Campaign posters in Wakefield, West Yorkshire, ahead of a major secondary election triggered after Conservative MP Imran Ahmed Khan was convicted of sexually assaulting a minor.
Daniel Harvey Gonzalez/In Pictures via Getty Images
LONDON – UK Prime Minister Boris Johnson has suffered a double whammy at the polls as his party lost two key parliamentary elections in Wakefield and Tiverton.
The votes, at opposite ends of England, were seen as a litmus test of Johnson’s stance after a series of scandals – including parties held in Downing Street during Covid-19 lockdowns – and a spiraling cost-of-living crisis.
The double defeats led to the immediate resignation of Conservative Party chairman Oliver Dowden, whose resignation letter said party supporters were “distressed and disappointed by recent events” and that “someone must take responsibility”.
The main opposition party, the Labor Party, has reclaimed its former stronghold of Wakefield, West Yorkshire, from Johnson’s Conservative Party. Labor candidate Simon Lightwood defeated Conservative candidate Nadeem Ahmed by 4,925 votes, while the Conservatives saw a 17.3 point drop in their share of votes in the 2019 general election.
The Conservatives won Wakefield in 2019 for the first time since 1932, with the city becoming one of 45 historically Labor seats that turned in the last general election. Johnson’s “Finish Brexit” slogan and “ready-for-the-oven” Brexit deal were central to the campaign that demolished the Labor Party’s “red wall” in its traditional working-class heartland in 2019.
Johnson’s party entered Wakefield’s election on Thursday with a slim majority of 7.5 points.
The election was triggered by the resignation of Conservative Member of Parliament Imran Ahmad Khan following his conviction for sexually assaulting a 15-year-old boy at a party in 2008.
Labor leader Keir Starmer said the result showed the country had “lost confidence in the Conservatives”.
Tiverton and Honiton
In contrast, the Devon constituency of Tiverton and Honiton has historically been seen as a “safe” seat for Conservatives, with the party winning 60% of the vote in 2019.
But the centrist Liberal Democrats, England’s third-largest party, took victory on Thursday to topple a Conservative majority of more than 24,000 votes. Lib Dem candidate Richard Frood defeated Conservative candidate Helen Hurford by more than 6,000 votes, recording a swing of nearly 30%, one of the biggest pre-election swings in British history.

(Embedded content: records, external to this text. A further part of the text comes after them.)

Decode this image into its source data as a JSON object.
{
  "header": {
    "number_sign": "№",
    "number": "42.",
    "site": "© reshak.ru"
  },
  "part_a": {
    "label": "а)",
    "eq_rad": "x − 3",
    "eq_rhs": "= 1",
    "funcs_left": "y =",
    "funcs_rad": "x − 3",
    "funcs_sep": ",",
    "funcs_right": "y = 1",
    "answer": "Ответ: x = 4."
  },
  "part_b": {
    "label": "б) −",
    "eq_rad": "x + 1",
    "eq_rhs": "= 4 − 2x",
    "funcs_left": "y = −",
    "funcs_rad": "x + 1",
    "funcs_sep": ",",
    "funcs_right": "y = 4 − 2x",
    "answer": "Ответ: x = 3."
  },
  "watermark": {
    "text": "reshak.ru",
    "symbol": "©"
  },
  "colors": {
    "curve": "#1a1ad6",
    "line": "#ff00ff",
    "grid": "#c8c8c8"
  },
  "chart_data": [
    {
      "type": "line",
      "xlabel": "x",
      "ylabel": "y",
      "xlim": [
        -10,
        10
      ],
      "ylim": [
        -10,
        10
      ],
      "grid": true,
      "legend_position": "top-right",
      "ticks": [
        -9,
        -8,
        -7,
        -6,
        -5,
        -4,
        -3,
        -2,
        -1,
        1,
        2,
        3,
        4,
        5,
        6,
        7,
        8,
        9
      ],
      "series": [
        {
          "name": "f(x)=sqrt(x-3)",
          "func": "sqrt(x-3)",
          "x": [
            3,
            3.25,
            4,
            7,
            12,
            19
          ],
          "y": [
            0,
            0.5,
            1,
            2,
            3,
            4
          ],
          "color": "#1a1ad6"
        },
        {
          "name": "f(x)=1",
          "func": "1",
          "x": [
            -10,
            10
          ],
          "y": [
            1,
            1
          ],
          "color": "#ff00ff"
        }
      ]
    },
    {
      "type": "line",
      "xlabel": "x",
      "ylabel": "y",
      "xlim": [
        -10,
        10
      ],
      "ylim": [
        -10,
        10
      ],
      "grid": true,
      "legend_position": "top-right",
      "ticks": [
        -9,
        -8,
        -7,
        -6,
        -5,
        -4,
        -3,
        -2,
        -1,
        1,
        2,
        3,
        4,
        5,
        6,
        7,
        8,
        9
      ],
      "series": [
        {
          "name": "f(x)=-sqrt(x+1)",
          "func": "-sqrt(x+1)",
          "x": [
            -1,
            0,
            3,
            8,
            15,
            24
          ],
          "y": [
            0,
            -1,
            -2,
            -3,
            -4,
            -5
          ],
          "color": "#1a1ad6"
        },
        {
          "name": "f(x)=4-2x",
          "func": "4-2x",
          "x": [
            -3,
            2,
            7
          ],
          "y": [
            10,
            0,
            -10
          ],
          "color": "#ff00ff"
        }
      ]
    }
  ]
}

The election was triggered by the resignation of Conservative MP Neil Parish, who admitted to watching pornography in Parliament.
The electorate became the target of significant campaign resources for the Lib Dems, who hoped to replicate the 34-point swing that saw the party take North Shropshire from the Conservatives in December 2021.
Liberal Democrat leader Ed Davey told the BBC the result was “a wake-up call to all Conservative MPs who support Boris Johnson”, adding that they “cannot ignore this result”.
And now for Johnson?
Before the polls in Wakefield and Tiverton closed, the prime minister dismissed the idea that he would give up if he lost seats as “madness”.
After Thursday’s results, he said he would “listen to voters” but vowed to “continue” despite the apparent decline in his electoral strength.
Johnson narrowly survived a vote of confidence among his own lawmakers earlier this month after a scathing report revealed the extent of rule-breaking in Downing Street and the nearby Whitehall government building during the pandemic.
Now, the election results and the immediate resignation of party chairman Dowden are likely to add even more pressure on the embattled leader.
Voters’ main grievance appears to have been the “party gate” scandal, which drew national ire across political divides and saw Johnson and Finance Minister Rishi Sunak receive fines from police for violating lockdown rules.
British newspaper The Telegraph reported earlier this week that Conservative campaign leaflets and ads related to the West Yorkshire and Devon elections either completely omitted references to Johnson or made them remarkably sparse.
Helen Hurford, the Conservative candidate in Tiverton, was booed by voters at a town hall last week after dodging a question about the prime minister’s moral character.
Matt Singh, election analyst and founder of Number Cruncher Politics, highlighted in a tweet on Friday that tactical voting aimed at toppling the Conservatives, rather than supporting Labor or the Liberal Democrats in particular, was a significant factor in the outcome.
“Labor lost their deposit at Tiverton and won Wakefield on a good swing. Lib Dems lost their deposit at Wakefield and won on a big swing at Tiverton. This is an industrial-scale tactical vote, and it’s a big deal,” Singh said. .